The table also shows that Larson and Blaney contended strongly in 2022. With a slightly different distribution of luck, one (or both) might have found their way to the Championship Four.
Logano’s consistency is also evident, even though he doesn’t rank first in any of these metrics and fails to make the table in top-five finishes or quality passes. It’s not uncommon for the driver with the most wins not to win the championship. And this year has been anything but common.
But overall, it’s hard not to argue that Elliott had the statistically best year. He led the series in wins, laps led, average finish, average running position and percent quality passes. If his playoffs had been comparable to his regular season, he would have taken the trophy.
But they weren’t and he didn’t. That may have ended the 2022 season on a down note for the No. 9 team, but they can look forward to 2023 knowing they have a strong base on which to build.
While skill is reproducible, luck isn’t.
Kaz Grala is scheduled to run the full NASCAR Xfinity Series schedule for Sam Hunt Racing in 2023.
Connor Mosack will drive a second Hunt car — No. 24 — in 20 races for the team. Grala will drive the No. 26 Toyota.
The new season will mark Grala’s first as a full-time Xfinity driver.
“I’ve scratched and clawed for each opportunity over the past several seasons, and while it hasn’t been easy, it’s made me appreciate this sport and its difficulty more than I ever could if things had been easy,” Grala said in a statement released by the team. “I feel like everything has finally come together at the perfect time in my life with the right team around me to start that next chapter in my career.”
Grala, 23, has scored five top-five and 10 top-10 finishes in 44 Xfinity starts. He has raced in all three NASCAR national series and won a Truck Series race at Daytona International Speedway in 2017.
Allen Hart will be Grala’s crew chief.
Mosack, who will begin his schedule at Phoenix Raceway March 11, was the CARS Tour rookie of the year in 2020. He drove in two Xfinity and two Truck races in 2022.
Kris Bowen will be Mosack’s crew chief. The team said it will announce other drivers for the 24 car later.
Ryan Truex is scheduled to run six Xfinity Series races in the No. 19 Toyota for Joe Gibbs Racing in 2023.
Truex ran five races for JGR in 2022, finishing in the top five three times. He ran third at Atlanta.
Truex also drove limited Xfinity schedules for JGR in 2011 and 2012.
“We are looking forward to having Ryan back in our lineup in 2023 to run the No. 19,” said JGR vice president Steve DeSouza in a statement released by the team. “He has done well in the races he has run at JGR. His previous experience and driving ability will be assets as the No. 19 competes for an owner’s championship next year.”
JGR has not announced which races Truex will run or which drivers will be his teammates in the 19.

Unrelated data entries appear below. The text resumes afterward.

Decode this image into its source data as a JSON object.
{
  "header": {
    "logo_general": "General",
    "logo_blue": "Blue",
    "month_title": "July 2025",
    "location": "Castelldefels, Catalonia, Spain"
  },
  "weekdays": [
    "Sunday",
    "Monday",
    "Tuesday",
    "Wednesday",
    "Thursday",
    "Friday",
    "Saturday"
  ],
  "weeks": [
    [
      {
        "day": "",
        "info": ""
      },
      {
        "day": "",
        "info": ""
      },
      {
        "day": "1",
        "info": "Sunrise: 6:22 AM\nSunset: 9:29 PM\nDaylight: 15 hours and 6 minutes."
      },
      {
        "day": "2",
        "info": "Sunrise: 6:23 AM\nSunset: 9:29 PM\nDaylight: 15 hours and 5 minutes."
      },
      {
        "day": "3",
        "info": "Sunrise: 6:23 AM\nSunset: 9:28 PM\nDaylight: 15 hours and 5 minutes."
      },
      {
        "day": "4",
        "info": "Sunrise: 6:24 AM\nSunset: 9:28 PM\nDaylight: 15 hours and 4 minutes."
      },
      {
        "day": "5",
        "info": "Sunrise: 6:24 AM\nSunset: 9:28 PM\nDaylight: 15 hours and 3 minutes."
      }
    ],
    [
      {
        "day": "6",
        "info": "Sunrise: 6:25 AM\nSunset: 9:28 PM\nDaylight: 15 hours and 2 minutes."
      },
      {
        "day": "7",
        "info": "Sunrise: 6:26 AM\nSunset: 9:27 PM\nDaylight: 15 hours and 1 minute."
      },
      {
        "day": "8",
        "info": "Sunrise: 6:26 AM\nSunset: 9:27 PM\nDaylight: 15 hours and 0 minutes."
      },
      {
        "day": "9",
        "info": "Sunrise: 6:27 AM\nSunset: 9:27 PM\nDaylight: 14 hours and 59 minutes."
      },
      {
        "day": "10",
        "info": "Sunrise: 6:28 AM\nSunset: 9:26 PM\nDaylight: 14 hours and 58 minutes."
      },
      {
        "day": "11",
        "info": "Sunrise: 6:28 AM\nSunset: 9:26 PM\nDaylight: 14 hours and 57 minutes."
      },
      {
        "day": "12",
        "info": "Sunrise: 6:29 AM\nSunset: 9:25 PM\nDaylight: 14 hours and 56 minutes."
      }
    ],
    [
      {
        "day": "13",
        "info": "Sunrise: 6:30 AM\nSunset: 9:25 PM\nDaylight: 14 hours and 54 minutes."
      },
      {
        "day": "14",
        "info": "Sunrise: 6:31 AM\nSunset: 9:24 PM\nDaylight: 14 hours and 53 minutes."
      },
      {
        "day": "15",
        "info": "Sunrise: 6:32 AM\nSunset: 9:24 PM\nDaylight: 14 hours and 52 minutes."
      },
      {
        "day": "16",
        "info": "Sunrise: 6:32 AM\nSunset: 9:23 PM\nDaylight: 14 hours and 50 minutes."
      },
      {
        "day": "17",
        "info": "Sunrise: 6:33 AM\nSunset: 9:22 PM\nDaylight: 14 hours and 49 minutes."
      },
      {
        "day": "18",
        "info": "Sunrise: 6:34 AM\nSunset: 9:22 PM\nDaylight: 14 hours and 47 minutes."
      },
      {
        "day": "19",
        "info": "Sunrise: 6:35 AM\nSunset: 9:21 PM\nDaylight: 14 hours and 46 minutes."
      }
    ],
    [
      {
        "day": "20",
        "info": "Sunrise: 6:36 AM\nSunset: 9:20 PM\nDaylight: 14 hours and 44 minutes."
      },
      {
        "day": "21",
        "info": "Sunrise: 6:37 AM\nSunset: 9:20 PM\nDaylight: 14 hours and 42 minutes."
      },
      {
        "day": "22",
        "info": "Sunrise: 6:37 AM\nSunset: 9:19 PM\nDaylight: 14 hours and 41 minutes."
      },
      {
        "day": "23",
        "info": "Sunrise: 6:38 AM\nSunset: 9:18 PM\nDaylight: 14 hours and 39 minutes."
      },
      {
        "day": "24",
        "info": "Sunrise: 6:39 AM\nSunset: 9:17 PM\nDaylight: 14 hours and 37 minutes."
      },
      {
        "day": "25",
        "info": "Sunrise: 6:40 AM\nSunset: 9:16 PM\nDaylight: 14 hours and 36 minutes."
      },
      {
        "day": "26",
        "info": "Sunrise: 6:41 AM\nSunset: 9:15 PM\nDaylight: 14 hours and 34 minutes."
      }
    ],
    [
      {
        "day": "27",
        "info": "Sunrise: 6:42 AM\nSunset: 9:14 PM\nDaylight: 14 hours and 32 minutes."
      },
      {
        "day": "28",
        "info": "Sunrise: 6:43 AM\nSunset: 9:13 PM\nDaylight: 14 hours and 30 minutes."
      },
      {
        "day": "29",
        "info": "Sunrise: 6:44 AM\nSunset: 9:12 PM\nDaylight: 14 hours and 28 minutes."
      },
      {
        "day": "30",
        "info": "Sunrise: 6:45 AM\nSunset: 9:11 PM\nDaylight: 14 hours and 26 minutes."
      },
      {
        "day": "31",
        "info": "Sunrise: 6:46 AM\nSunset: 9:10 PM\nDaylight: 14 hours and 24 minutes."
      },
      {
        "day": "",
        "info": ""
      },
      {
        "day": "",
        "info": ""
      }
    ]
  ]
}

“I am thrilled to be behind the wheel of the No. 19 for a few races next season,” Truex said in a team statement. “It was fun to run well with this team this past year. I appreciate the opportunity to race for JGR again next year.”
Jason Ratcliff will be the team’s crew chief.
Truex, 30, has run 26 Cup, 84 Xfinity and 73 Camping World Truck Series races without a win.